**Exercise description**
Wherever the string "JSON" appears in a line of the listing below, report that line.

**Task input**
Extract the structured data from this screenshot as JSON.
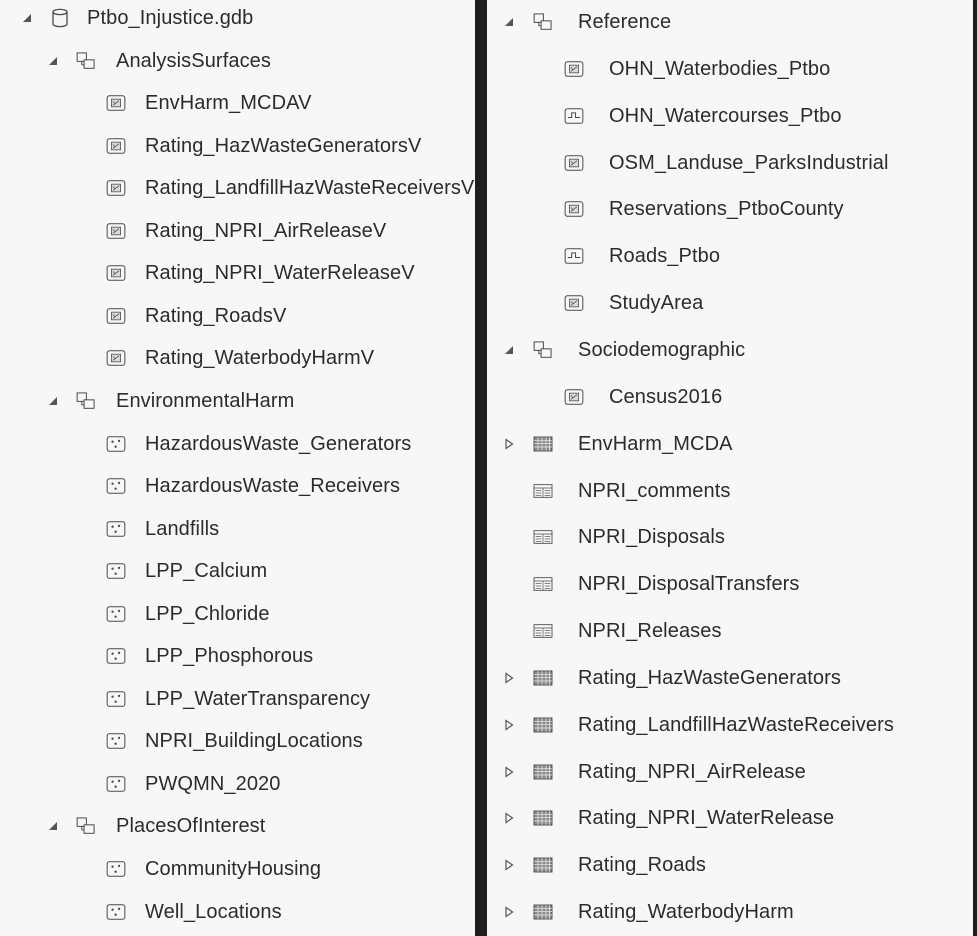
{
  "left_panel": {
    "root": {
      "label": "Ptbo_Injustice.gdb",
      "icon": "database-icon",
      "expanded": true
    },
    "datasets": [
      {
        "label": "AnalysisSurfaces",
        "icon": "feature-dataset-icon",
        "expanded": true,
        "items": [
          {
            "label": "EnvHarm_MCDAV",
            "icon": "polygon-feature-class-icon"
          },
          {
            "label": "Rating_HazWasteGeneratorsV",
            "icon": "polygon-feature-class-icon"
          },
          {
            "label": "Rating_LandfillHazWasteReceiversV",
            "icon": "polygon-feature-class-icon"
          },
          {
            "label": "Rating_NPRI_AirReleaseV",
            "icon": "polygon-feature-class-icon"
          },
          {
            "label": "Rating_NPRI_WaterReleaseV",
            "icon": "polygon-feature-class-icon"
          },
          {
            "label": "Rating_RoadsV",
            "icon": "polygon-feature-class-icon"
          },
          {
            "label": "Rating_WaterbodyHarmV",
            "icon": "polygon-feature-class-icon"
          }
        ]
      },
      {
        "label": "EnvironmentalHarm",
        "icon": "feature-dataset-icon",
        "expanded": true,
        "items": [
          {
            "label": "HazardousWaste_Generators",
            "icon": "point-feature-class-icon"
          },
          {
            "label": "HazardousWaste_Receivers",
            "icon": "point-feature-class-icon"
          },
          {
            "label": "Landfills",
            "icon": "point-feature-class-icon"
          },
          {
            "label": "LPP_Calcium",
            "icon": "point-feature-class-icon"
          },
          {
            "label": "LPP_Chloride",
            "icon": "point-feature-class-icon"
          },
          {
            "label": "LPP_Phosphorous",
            "icon": "point-feature-class-icon"
          },
          {
            "label": "LPP_WaterTransparency",
            "icon": "point-feature-class-icon"
          },
          {
            "label": "NPRI_BuildingLocations",
            "icon": "point-feature-class-icon"
          },
          {
            "label": "PWQMN_2020",
            "icon": "point-feature-class-icon"
          }
        ]
      },
      {
        "label": "PlacesOfInterest",
        "icon": "feature-dataset-icon",
        "expanded": true,
        "items": [
          {
            "label": "CommunityHousing",
            "icon": "point-feature-class-icon"
          },
          {
            "label": "Well_Locations",
            "icon": "point-feature-class-icon"
          }
        ]
      }
    ]
  },
  "right_panel": {
    "datasets": [
      {
        "label": "Reference",
        "icon": "feature-dataset-icon",
        "expanded": true,
        "items": [
          {
            "label": "OHN_Waterbodies_Ptbo",
            "icon": "polygon-feature-class-icon"
          },
          {
            "label": "OHN_Watercourses_Ptbo",
            "icon": "line-feature-class-icon"
          },
          {
            "label": "OSM_Landuse_ParksIndustrial",
            "icon": "polygon-feature-class-icon"
          },
          {
            "label": "Reservations_PtboCounty",
            "icon": "polygon-feature-class-icon"
          },
          {
            "label": "Roads_Ptbo",
            "icon": "line-feature-class-icon"
          },
          {
            "label": "StudyArea",
            "icon": "polygon-feature-class-icon"
          }
        ]
      },
      {
        "label": "Sociodemographic",
        "icon": "feature-dataset-icon",
        "expanded": true,
        "items": [
          {
            "label": "Census2016",
            "icon": "polygon-feature-class-icon"
          }
        ]
      }
    ],
    "top_items": [
      {
        "label": "EnvHarm_MCDA",
        "icon": "raster-grid-icon",
        "expandable": true
      },
      {
        "label": "NPRI_comments",
        "icon": "table-icon",
        "expandable": false
      },
      {
        "label": "NPRI_Disposals",
        "icon": "table-icon",
        "expandable": false
      },
      {
        "label": "NPRI_DisposalTransfers",
        "icon": "table-icon",
        "expandable": false
      },
      {
        "label": "NPRI_Releases",
        "icon": "table-icon",
        "expandable": false
      },
      {
        "label": "Rating_HazWasteGenerators",
        "icon": "raster-grid-icon",
        "expandable": true
      },
      {
        "label": "Rating_LandfillHazWasteReceivers",
        "icon": "raster-grid-icon",
        "expandable": true
      },
      {
        "label": "Rating_NPRI_AirRelease",
        "icon": "raster-grid-icon",
        "expandable": true
      },
      {
        "label": "Rating_NPRI_WaterRelease",
        "icon": "raster-grid-icon",
        "expandable": true
      },
      {
        "label": "Rating_Roads",
        "icon": "raster-grid-icon",
        "expandable": true
      },
      {
        "label": "Rating_WaterbodyHarm",
        "icon": "raster-grid-icon",
        "expandable": true
      }
    ]
  },
  "colors": {
    "panel_bg": "#f7f7f7",
    "divider": "#1f1f1f",
    "text": "#2b2b2b",
    "icon_stroke": "#4a4a4a",
    "toggle": "#555555"
  }
}
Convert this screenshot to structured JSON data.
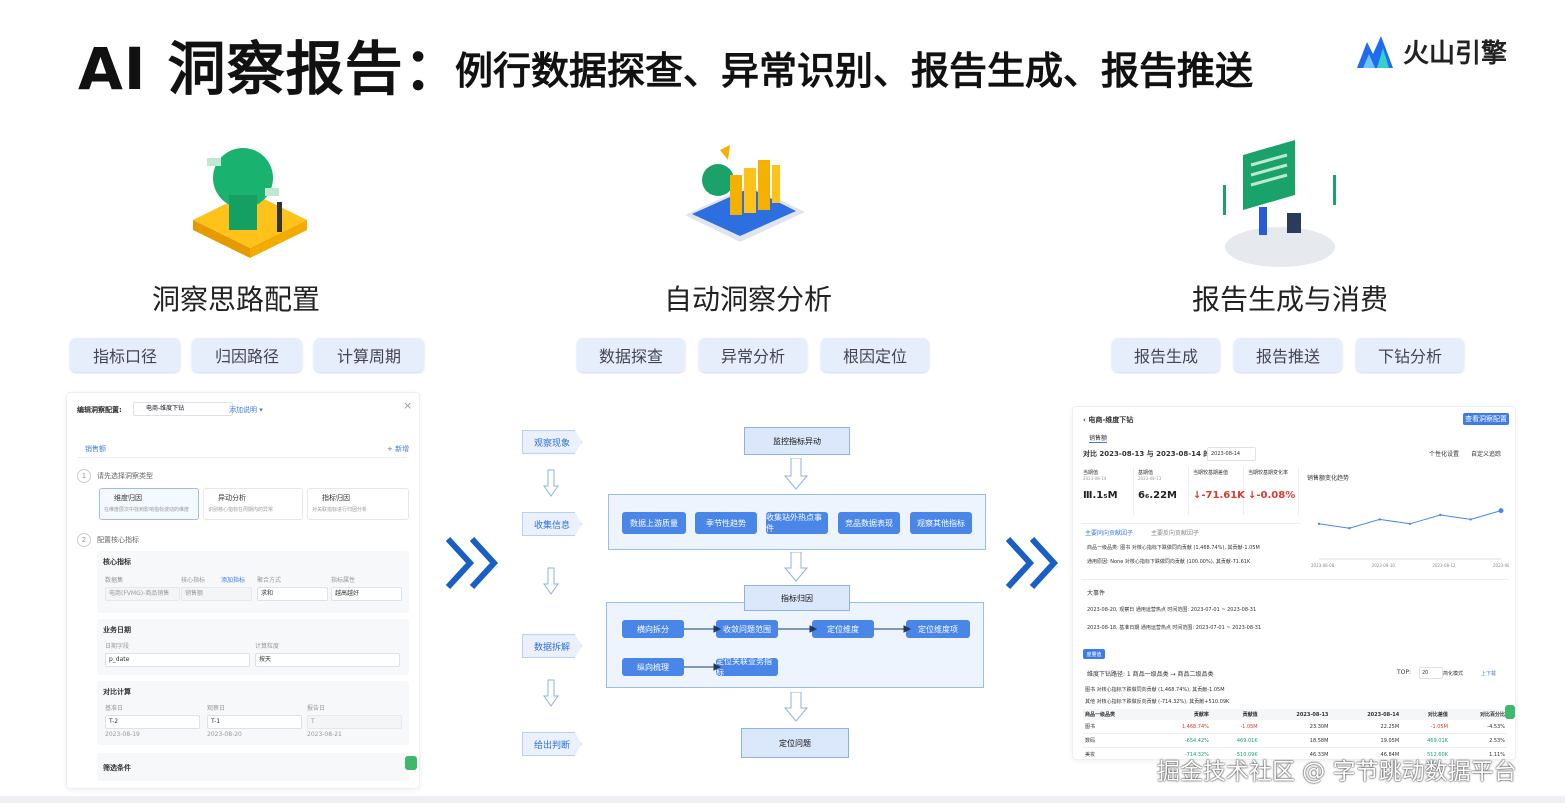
{
  "title": {
    "main": "AI 洞察报告：",
    "sub": "例行数据探查、异常识别、报告生成、报告推送"
  },
  "brand": {
    "name": "火山引擎",
    "color": "#1f6bf2"
  },
  "columns": [
    {
      "title": "洞察思路配置",
      "tags": [
        "指标口径",
        "归因路径",
        "计算周期"
      ]
    },
    {
      "title": "自动洞察分析",
      "tags": [
        "数据探查",
        "异常分析",
        "根因定位"
      ]
    },
    {
      "title": "报告生成与消费",
      "tags": [
        "报告生成",
        "报告推送",
        "下钻分析"
      ]
    }
  ],
  "config_panel": {
    "header_label": "编辑洞察配置:",
    "header_value": "电商-维度下钻",
    "add_desc": "添加说明 ▾",
    "close": "×",
    "tab": "销售额",
    "add_new": "+ 新增",
    "step1": "请先选择洞察类型",
    "types": [
      {
        "name": "维度归因",
        "desc": "在维度层次中找到影响指标波动的维度"
      },
      {
        "name": "异动分析",
        "desc": "识别核心指标在周期内的异常"
      },
      {
        "name": "指标归因",
        "desc": "对关联指标进行归因分析"
      }
    ],
    "step2": "配置核心指标",
    "core_metric": "核心指标",
    "core_cols": [
      "数据集",
      "核心指标",
      "添加指标",
      "聚合方式",
      "指标属性"
    ],
    "core_vals": [
      "电商(FVMG)-商品销售",
      "销售额",
      "求和",
      "越高越好"
    ],
    "biz_date": "业务日期",
    "date_cols": [
      "日期字段",
      "计算粒度"
    ],
    "date_vals": [
      "p_date",
      "按天"
    ],
    "compare": "对比计算",
    "cmp_cols": [
      "基准日",
      "观察日",
      "报告日"
    ],
    "cmp_vals": [
      "T-2",
      "T-1",
      "T"
    ],
    "cmp_dates": [
      "2023-08-19",
      "2023-08-20",
      "2023-08-21"
    ],
    "filter": "筛选条件"
  },
  "flow": {
    "side_tags": [
      "观察现象",
      "收集信息",
      "数据拆解",
      "给出判断"
    ],
    "monitor": "监控指标异动",
    "info_boxes": [
      "数据上游质量",
      "季节性趋势",
      "收集站外热点事件",
      "竞品数据表现",
      "观察其他指标"
    ],
    "attribution": "指标归因",
    "attr_boxes": [
      "横向拆分",
      "收敛问题范围",
      "定位维度",
      "定位维度项",
      "纵向梳理",
      "定位关联业务指标"
    ],
    "locate": "定位问题"
  },
  "report": {
    "breadcrumb": "电商-维度下钻",
    "config_btn": "查看洞察配置",
    "tab": "销售额",
    "compare_text": "对比 2023-08-13 与 2023-08-14 的 销售额",
    "date_pick": "2023-08-14",
    "personal": "个性化设置",
    "custom": "自定义追踪",
    "metrics": [
      {
        "label": "当期值",
        "sub": "2023-08-14",
        "value": "Ⅲ.1₅M",
        "color": "#222"
      },
      {
        "label": "基期值",
        "sub": "2023-08-13",
        "value": "6₆.22M",
        "color": "#222"
      },
      {
        "label": "当期较基期差值",
        "sub": "",
        "value": "↓-71.61K",
        "color": "#d93a2b"
      },
      {
        "label": "当期较基期变化率",
        "sub": "",
        "value": "↓-0.08%",
        "color": "#d93a2b"
      }
    ],
    "trend_title": "销售额变化趋势",
    "trend": {
      "type": "line",
      "x": [
        "2023-08-08",
        "2023-08-10",
        "2023-08-12",
        "2023-08-14"
      ],
      "values": [
        88,
        87,
        89,
        88,
        90,
        89,
        91
      ]
    },
    "factor_tabs": [
      "主要同向贡献因子",
      "主要反向贡献因子"
    ],
    "factor_lines": [
      "商品一级品类: 图书   对核心指标下跌做同向贡献 (1,468.74%), 其贡献-1.05M",
      "通用原因: None   对核心指标下跌做同向贡献 (100.00%), 其贡献-71.61K"
    ],
    "events_title": "大事件",
    "events": [
      "2023-08-20, 观察日   通用运营热点   时间范围: 2023-07-01 ~ 2023-08-31",
      "2023-08-18, 基准日期   通用运营热点   时间范围: 2023-07-01 ~ 2023-08-31"
    ],
    "drill_btn": "度量值",
    "drill_path": "维度下钻路径: 1   商品一级品类 → 商品二级品类",
    "top_label": "TOP:",
    "top_val": "20",
    "mode": "简化模式",
    "export": "上下载",
    "drill_note1": "图书 对核心指标下跌做同向贡献 (1,468.74%), 其贡献-1.05M",
    "drill_note2": "其他 对核心指标下跌做反向贡献 (-714.32%), 其贡献+510.09K",
    "table_headers": [
      "商品一级品类",
      "贡献率",
      "贡献值",
      "2023-08-13",
      "2023-08-14",
      "对比差值",
      "对比百分比"
    ],
    "table_rows": [
      [
        "图书",
        "1,468.74%",
        "-1.05M",
        "23.30M",
        "22.25M",
        "-1.05M",
        "-4.53%"
      ],
      [
        "数码",
        "-654.42%",
        "469.01K",
        "18.58M",
        "19.05M",
        "469.01K",
        "2.53%"
      ],
      [
        "美妆",
        "-714.32%",
        "510.09K",
        "46.33M",
        "46.84M",
        "512.60K",
        "1.11%"
      ]
    ]
  },
  "watermark": "掘金技术社区 @ 字节跳动数据平台"
}
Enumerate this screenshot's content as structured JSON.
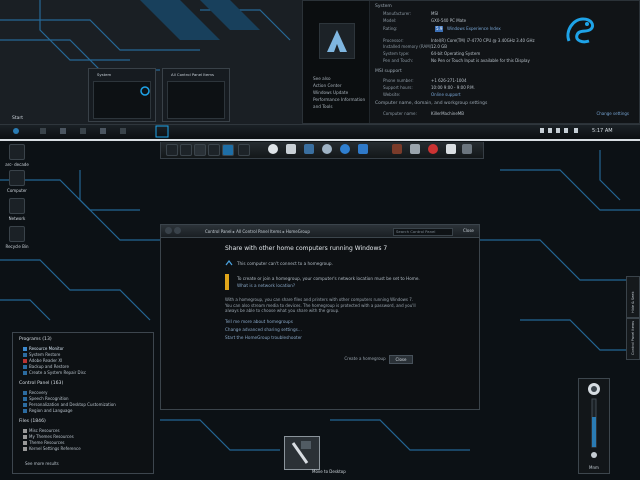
{
  "top_preview": {
    "system_header": "System",
    "left_links": [
      "See also",
      "Action Center",
      "Windows Update",
      "Performance Information and Tools"
    ],
    "fields": [
      {
        "label": "Manufacturer:",
        "value": "MSI"
      },
      {
        "label": "Model:",
        "value": "GX0-540 PC Mate"
      },
      {
        "label": "Rating:",
        "value": "Windows Experience Index"
      },
      {
        "label": "Processor:",
        "value": "Intel(R) Core(TM) i7-4770 CPU @ 3.40GHz   3.40 GHz"
      },
      {
        "label": "Installed memory (RAM):",
        "value": "12.0 GB"
      },
      {
        "label": "System type:",
        "value": "64-bit Operating System"
      },
      {
        "label": "Pen and Touch:",
        "value": "No Pen or Touch Input is available for this Display"
      }
    ],
    "rating_value": "5.9",
    "support_header": "MSI support",
    "support_fields": [
      {
        "label": "Phone number:",
        "value": "+1 626-271-1004"
      },
      {
        "label": "Support hours:",
        "value": "10:00 9:00 - 9:00 P.M."
      },
      {
        "label": "Website:",
        "value": "Online support"
      }
    ],
    "computer_header": "Computer name, domain, and workgroup settings",
    "computer_name_label": "Computer name:",
    "computer_name_value": "KillerMachineMB",
    "change_settings": "Change settings",
    "thumbs": [
      "System",
      "All Control Panel Items"
    ],
    "start_label": "Start",
    "clock": "5:17 AM"
  },
  "desktop": {
    "icons": [
      "arc- decade",
      "Computer",
      "Network",
      "Recycle Bin"
    ]
  },
  "homegroup": {
    "breadcrumb": [
      "Control Panel",
      "All Control Panel Items",
      "HomeGroup"
    ],
    "search_placeholder": "Search Control Panel",
    "close": "Close",
    "title": "Share with other home computers running Windows 7",
    "cant_connect": "This computer can't connect to a homegroup.",
    "notice_line1": "To create or join a homegroup, your computer's network location must be set to Home.",
    "notice_line2": "What is a network location?",
    "paragraph": "With a homegroup, you can share files and printers with other computers running Windows 7. You can also stream media to devices. The homegroup is protected with a password, and you'll always be able to choose what you share with the group.",
    "links": [
      "Tell me more about homegroups",
      "Change advanced sharing settings...",
      "Start the HomeGroup troubleshooter"
    ],
    "create_button": "Create a homegroup",
    "cancel_button": "Close"
  },
  "start_menu": {
    "sections": [
      {
        "header": "Programs (13)",
        "items": [
          "Resource Monitor",
          "System Restore",
          "Adobe Reader XI",
          "Backup and Restore",
          "Create a System Repair Disc"
        ]
      },
      {
        "header": "Control Panel (163)",
        "items": [
          "Recovery",
          "Speech Recognition",
          "Personalization and Desktop Customization",
          "Region and Language"
        ]
      },
      {
        "header": "Files (1846)",
        "items": [
          "Misc Resources",
          "My Themes Resources",
          "Theme Resources",
          "Kernel Settings Reference"
        ]
      }
    ],
    "see_more": "See more results"
  },
  "gadget": {
    "label": "Mnm"
  },
  "side_tabs": [
    "Hide & Seek",
    "Control Panel Items"
  ],
  "tile_label": "Move to Desktop",
  "colors": {
    "accent": "#1ea3e8",
    "circuit": "#2a7bb3",
    "warning": "#e0a51a"
  }
}
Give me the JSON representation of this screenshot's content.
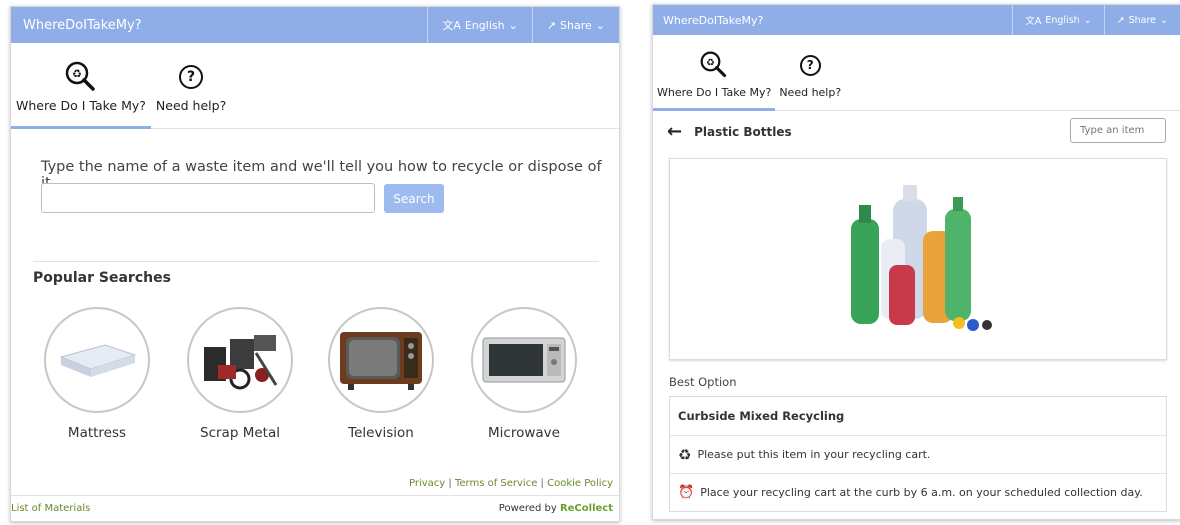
{
  "left": {
    "brand": "WhereDoITakeMy?",
    "language_label": "English",
    "share_label": "Share",
    "tabs": [
      {
        "label": "Where Do I Take My?"
      },
      {
        "label": "Need help?"
      }
    ],
    "lead": "Type the name of a waste item and we'll tell you how to recycle or dispose of it.",
    "search": {
      "value": "",
      "button_label": "Search"
    },
    "popular_title": "Popular Searches",
    "popular": [
      {
        "label": "Mattress",
        "icon": "mattress-image"
      },
      {
        "label": "Scrap Metal",
        "icon": "scrap-metal-image"
      },
      {
        "label": "Television",
        "icon": "television-image"
      },
      {
        "label": "Microwave",
        "icon": "microwave-image"
      }
    ],
    "legal": {
      "privacy": "Privacy",
      "sep": "|",
      "terms": "Terms of Service",
      "cookie": "Cookie Policy"
    },
    "footer": {
      "list_of_materials": "List of Materials",
      "powered_by": "Powered by",
      "brand": "ReCollect"
    }
  },
  "right": {
    "brand": "WhereDoITakeMy?",
    "language_label": "English",
    "share_label": "Share",
    "tabs": [
      {
        "label": "Where Do I Take My?"
      },
      {
        "label": "Need help?"
      }
    ],
    "item_title": "Plastic Bottles",
    "type_placeholder": "Type an item",
    "best_option_label": "Best Option",
    "option": {
      "title": "Curbside Mixed Recycling",
      "lines": [
        {
          "icon": "recycle-icon",
          "text": "Please put this item in your recycling cart."
        },
        {
          "icon": "alarm-clock-icon",
          "text": "Place your recycling cart at the curb by 6 a.m. on your scheduled collection day."
        }
      ]
    }
  },
  "colors": {
    "accent": "#8faee8",
    "button": "#9ebbf0",
    "link_green": "#6a8a2a"
  }
}
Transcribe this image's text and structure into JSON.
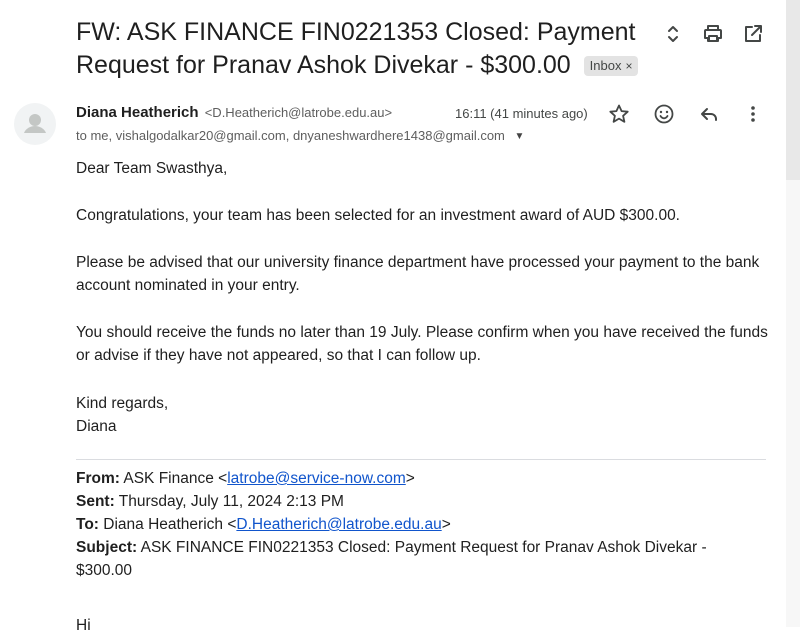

**Answer box**
Extract the structured data from this screenshot as JSON.
Convert this screenshot to structured JSON data.
Enumerate this screenshot's content as structured JSON.
Give me the JSON representation of this screenshot's content.
Transcribe this image's text and structure into JSON.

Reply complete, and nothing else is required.